 International Workers Order, Tsenyoriker yubiley fun internatsyonaler arbeter ordn [Yiddish: Ten-Year Jubilee of the International Workers Order] (New York: 1940), 460.
 Health and Hygiene 6, no. 2 (August 1937): 70.
 Elizabeth Temkin, “Contraceptive Equity: the Birth Control Center of the International Workers Order,” American Journal of Public Health (October 2007): 1742.
 Cheri Appel, “Glasnost Only Brought Soviet Sex into the Light,” New York Times, February 13, 1990.
 Cheri Appel, “Glasnost Only Brought Soviet Sex into the Light,” New York Times, February 13, 1990.
 Elizabeth Temkin, “Contraceptive Equity: the Birth Control Center of the International Workers Order,” American Journal of Public Health (October 2007): 1740.
 Personal communication, Dr. Mimi Daitz, regarding her mother, Dr. Cheri Appel, May 18, 2012. See also, Mimi Daitz, “My Mother, the Doctor -– A Memoir,” Journal of International Women’s Studies 16, no. 3 (July 2015): 320. Special thanks to Dr. Daitz for sharing memories of her family with me, and for encouraging my research in this area.
 Temkin, “Contraceptive Equity” (2007): 1740.
 Id., 1737.
 IWO, Tsenyoriker yubiley (1940), 460.
 Testimony of Dave Greene, Record on Appeal, vol.

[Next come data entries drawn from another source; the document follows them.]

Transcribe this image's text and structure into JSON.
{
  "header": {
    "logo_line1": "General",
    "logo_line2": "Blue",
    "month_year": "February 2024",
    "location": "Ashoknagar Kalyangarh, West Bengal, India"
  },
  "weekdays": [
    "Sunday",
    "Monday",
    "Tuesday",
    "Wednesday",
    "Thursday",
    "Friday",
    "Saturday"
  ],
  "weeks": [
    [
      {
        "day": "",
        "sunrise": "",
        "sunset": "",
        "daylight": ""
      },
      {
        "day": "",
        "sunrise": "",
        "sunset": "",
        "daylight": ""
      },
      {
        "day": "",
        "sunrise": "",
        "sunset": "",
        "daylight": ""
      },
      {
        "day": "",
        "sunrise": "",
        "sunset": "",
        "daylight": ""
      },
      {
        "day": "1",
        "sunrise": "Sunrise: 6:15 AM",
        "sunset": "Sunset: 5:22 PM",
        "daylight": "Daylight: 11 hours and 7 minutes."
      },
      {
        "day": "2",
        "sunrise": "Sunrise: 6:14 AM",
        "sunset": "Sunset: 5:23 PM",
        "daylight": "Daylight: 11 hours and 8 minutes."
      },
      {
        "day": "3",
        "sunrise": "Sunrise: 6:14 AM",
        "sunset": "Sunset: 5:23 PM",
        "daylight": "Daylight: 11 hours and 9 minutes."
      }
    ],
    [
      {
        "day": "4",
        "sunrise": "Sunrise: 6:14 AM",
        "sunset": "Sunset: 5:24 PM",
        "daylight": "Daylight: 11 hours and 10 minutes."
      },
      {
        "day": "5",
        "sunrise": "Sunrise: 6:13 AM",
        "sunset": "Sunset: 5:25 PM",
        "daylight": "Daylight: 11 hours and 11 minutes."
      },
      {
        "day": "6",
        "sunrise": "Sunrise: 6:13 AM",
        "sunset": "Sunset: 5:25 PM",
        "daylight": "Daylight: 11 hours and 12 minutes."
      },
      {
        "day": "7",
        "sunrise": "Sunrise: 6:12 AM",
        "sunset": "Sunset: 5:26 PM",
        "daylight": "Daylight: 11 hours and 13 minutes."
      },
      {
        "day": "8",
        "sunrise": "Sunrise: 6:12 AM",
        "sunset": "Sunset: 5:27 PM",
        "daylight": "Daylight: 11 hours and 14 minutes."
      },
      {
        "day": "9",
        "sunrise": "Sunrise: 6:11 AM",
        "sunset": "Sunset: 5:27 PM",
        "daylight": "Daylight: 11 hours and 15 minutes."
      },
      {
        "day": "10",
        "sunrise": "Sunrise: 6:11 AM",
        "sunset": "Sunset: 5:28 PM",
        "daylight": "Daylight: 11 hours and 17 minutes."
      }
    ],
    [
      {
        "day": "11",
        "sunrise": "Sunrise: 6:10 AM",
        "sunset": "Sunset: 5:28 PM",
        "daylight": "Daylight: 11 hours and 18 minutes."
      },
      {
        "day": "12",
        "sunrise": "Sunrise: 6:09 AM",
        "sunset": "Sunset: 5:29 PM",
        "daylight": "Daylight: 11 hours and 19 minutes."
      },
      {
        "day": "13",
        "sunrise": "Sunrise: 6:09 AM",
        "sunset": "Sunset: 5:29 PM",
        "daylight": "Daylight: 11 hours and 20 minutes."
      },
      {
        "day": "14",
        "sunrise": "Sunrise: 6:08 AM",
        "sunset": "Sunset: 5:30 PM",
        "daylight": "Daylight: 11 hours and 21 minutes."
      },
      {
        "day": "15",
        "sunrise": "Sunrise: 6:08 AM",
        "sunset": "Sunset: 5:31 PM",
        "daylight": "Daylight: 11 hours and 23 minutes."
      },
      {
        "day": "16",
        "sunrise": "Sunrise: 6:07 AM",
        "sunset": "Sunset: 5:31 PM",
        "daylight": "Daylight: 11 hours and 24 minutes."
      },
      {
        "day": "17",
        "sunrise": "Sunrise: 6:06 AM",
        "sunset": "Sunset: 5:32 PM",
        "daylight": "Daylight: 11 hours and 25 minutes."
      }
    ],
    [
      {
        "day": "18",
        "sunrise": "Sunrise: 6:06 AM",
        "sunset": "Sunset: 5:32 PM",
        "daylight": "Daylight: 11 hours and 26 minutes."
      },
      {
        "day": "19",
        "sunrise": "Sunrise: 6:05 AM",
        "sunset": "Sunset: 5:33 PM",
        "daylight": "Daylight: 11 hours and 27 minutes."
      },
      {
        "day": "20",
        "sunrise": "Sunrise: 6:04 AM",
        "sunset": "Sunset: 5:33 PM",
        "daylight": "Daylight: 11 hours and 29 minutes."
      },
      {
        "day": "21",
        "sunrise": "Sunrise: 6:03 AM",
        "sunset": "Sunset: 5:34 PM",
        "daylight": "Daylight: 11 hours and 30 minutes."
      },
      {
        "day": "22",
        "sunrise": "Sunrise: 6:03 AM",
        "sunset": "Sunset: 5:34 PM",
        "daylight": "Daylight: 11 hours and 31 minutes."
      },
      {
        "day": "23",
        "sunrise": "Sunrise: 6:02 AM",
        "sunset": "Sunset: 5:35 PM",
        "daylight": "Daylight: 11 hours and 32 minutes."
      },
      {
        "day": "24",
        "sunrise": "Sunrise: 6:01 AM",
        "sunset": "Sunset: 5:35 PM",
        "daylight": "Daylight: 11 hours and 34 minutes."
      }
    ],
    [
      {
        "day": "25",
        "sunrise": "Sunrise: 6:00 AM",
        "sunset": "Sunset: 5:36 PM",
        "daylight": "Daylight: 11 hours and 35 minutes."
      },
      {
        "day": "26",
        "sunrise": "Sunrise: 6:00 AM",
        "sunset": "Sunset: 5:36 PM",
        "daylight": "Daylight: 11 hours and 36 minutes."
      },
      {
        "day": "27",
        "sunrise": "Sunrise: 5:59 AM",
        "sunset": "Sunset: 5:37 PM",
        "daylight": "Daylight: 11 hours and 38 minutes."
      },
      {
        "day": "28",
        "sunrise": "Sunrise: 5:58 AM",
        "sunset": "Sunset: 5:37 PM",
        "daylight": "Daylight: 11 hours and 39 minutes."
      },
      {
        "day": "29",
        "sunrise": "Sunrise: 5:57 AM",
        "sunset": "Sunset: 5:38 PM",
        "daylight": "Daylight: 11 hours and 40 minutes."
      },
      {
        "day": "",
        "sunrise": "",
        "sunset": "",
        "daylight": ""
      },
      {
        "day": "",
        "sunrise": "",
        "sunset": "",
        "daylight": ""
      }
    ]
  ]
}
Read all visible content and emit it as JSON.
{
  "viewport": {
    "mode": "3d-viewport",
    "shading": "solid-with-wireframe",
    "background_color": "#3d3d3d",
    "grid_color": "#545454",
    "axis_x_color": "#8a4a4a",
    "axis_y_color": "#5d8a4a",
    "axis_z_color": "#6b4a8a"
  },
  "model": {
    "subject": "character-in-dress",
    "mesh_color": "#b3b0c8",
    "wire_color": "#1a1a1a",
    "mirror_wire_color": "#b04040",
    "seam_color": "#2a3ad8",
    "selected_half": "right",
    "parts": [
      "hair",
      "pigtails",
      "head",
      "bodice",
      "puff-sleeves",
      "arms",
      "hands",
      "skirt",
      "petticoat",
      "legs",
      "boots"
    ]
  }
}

VI, p. 4082, In re International Workers Order, 305 N.Y. 258 (1953).
 Testimony of Dave Greene, Record on Appeal, Vol. VI, 1953, p. 484-485.
 “IWO Conference on Social Security Held in Washington,” Jewish Fraternalist (January 1946): 3.
 “Wagner-Murray-Dingell Bill for Social Security,” Journal of the American Medical Association (June 26, 1943): 600.
 “Does the United States Need a Medical Revolution?” Journal of the American Medical Association (October 16, 1943): 418.
 “Does American Medicine Need a Dictator?” Journal of the American Medical Association (October 30, 1943): 564.
 “The President’s National Health Program and the New Wagner Bill,” Journal of the American Medical Association (December 1, 1945): 950.
 “The President’s National Health Program and the New Wagner Bill,” Journal of the American Medical Association (December 1, 1945): 953.
 Karen S. Palmer, “A Brief History: Universal Health Care Efforts in the U.S.,” Physicians for a National Health Program. Accessed June 20, 2016, http://www.pnhp.org/facts/a-brief-history-universal-health-care-efforts-in-the-us.
 Palmer, “A Brief History.”
 “Have You Heard?” The Grapevine: Alumni Newsletter of the NYU School of Medicine 4, no. 1 (2003): 9. https://www.med.nyu.edu/sites/default/files/school2/grapevine_fall_03.pdf.
 Mimi Daitz, “My Mother, the Doctor -– A Memoir,” Journal of International Women’s Studies 16, no. 3 (July 2015): 323.
 John Nichols, “Congressman John Dingell, D – Healthcare is a Right,” The Nation, February 24, 2014, http://www.thenation.com/article/congressman-john-dingell-d-healthcare-right/.